Telstra has struggled for growth as competition and technology hammer its mainstay businesses, pounding its share price and pushing it to its weakest annual profit in six years in August.
The company has already cut executives’ bonuses by nearly a third, which it re-iterated in the letter, sent out days before shareholders vote on pay structures at the company’s annual general meeting in Sydney on Oct. 16.
Telstra is keen to avoid a protest vote because if more than a quarter of shareholders disapprove of the pay packets in consecutive years it triggers a vote to spill the board under Australian law.
“We know that a number of you are disappointed with this year’s remuneration outcome,” Telstra Chairman John Mullen wrote in a note address to shareholders and released to the Australian Securities Exchange on Thursday.
“We perhaps did not provide enough transparency around some of the metrics that we adopted to measure management performance and the reasons as to why these were chosen. For this we apologise,” he wrote.
Only 9 percent of shareholders voted against the executives’ remuneration last year, however Telstra is bracing for a stronger vote this time after large proxy advisor CGI Glass Lewis recommended shareholders oppose it.
CGI Glass Lewis found the pay structure placed overly heavy reliance on customer satisfaction metrics and meeting earnings targets, however lacklustre.
Telstra Chief Executive Officer, Andy Penn, was entitled to a salary of A$2.4 million ($1.7 million) in cash, plus bonuses worth just over A$2 million in cash and shares for the 2018 financial year, according to the annual report.

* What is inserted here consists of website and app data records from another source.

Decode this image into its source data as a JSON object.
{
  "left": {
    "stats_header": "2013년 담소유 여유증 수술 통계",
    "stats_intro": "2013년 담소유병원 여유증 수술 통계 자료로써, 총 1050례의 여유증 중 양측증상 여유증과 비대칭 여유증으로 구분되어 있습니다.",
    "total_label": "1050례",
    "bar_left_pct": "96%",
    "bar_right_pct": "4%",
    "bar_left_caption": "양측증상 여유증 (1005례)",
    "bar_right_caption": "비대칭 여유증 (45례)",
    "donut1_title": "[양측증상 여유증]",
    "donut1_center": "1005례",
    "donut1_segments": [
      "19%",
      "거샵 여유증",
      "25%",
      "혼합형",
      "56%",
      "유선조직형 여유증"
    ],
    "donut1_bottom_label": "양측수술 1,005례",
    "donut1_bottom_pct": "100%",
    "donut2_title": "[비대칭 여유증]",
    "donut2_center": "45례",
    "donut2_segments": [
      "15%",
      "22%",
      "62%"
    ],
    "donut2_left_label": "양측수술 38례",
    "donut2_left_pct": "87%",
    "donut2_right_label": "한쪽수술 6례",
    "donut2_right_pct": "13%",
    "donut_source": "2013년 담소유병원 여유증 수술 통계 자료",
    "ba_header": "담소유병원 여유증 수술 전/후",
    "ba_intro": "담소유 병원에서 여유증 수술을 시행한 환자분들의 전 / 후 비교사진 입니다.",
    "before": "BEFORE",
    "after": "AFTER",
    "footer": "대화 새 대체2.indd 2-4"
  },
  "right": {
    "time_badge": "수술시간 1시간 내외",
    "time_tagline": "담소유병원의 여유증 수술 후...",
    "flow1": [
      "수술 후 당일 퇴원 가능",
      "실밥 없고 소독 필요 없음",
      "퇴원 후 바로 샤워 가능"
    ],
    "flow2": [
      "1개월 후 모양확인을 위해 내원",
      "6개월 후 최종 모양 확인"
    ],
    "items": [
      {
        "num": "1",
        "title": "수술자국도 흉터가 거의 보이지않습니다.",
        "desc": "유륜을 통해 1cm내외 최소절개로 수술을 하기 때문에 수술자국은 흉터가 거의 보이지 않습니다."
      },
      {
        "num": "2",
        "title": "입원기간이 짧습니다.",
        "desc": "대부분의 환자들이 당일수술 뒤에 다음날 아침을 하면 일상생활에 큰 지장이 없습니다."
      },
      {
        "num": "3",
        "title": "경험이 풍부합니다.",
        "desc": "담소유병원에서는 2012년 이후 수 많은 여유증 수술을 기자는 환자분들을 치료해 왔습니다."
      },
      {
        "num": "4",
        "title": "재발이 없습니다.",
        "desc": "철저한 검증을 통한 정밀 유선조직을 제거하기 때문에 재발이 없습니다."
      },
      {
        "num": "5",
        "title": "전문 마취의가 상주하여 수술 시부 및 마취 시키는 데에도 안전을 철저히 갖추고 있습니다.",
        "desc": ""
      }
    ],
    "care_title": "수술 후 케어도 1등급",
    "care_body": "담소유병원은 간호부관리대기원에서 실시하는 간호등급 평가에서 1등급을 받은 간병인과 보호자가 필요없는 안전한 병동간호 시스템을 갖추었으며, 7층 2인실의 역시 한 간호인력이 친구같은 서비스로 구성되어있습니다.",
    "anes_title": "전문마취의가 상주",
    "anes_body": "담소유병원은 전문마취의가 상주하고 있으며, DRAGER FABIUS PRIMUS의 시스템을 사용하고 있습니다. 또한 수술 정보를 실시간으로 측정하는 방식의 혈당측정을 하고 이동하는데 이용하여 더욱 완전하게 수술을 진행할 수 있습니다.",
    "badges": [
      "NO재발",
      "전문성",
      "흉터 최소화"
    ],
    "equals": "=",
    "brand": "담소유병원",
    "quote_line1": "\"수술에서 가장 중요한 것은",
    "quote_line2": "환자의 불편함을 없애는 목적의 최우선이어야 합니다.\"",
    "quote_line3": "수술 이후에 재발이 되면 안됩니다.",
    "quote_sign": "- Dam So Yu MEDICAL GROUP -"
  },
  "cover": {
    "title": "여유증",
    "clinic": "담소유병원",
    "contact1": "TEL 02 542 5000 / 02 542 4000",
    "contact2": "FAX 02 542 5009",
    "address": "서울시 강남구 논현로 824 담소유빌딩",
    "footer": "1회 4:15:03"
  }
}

Telstra dominates Australia’s mobile telephone and broadband markets, but its business has been upended by a new government broadband network.
In response Telstra has unveiled a plan to slash 8,000 jobs - a quarter of its workforce - as well as flagging asset sales.
Telstra shares have shed 10.8 percent for the year to date and almost halved since Penn took charge in May 2015.
On Thursday Telstra shares fell 1.4 percent in a plunging broader market, which dropped 2 percent.
$1 = 1.4144 Australian dollars Reporting by Tom Westbrook; Editing by Stephen Coates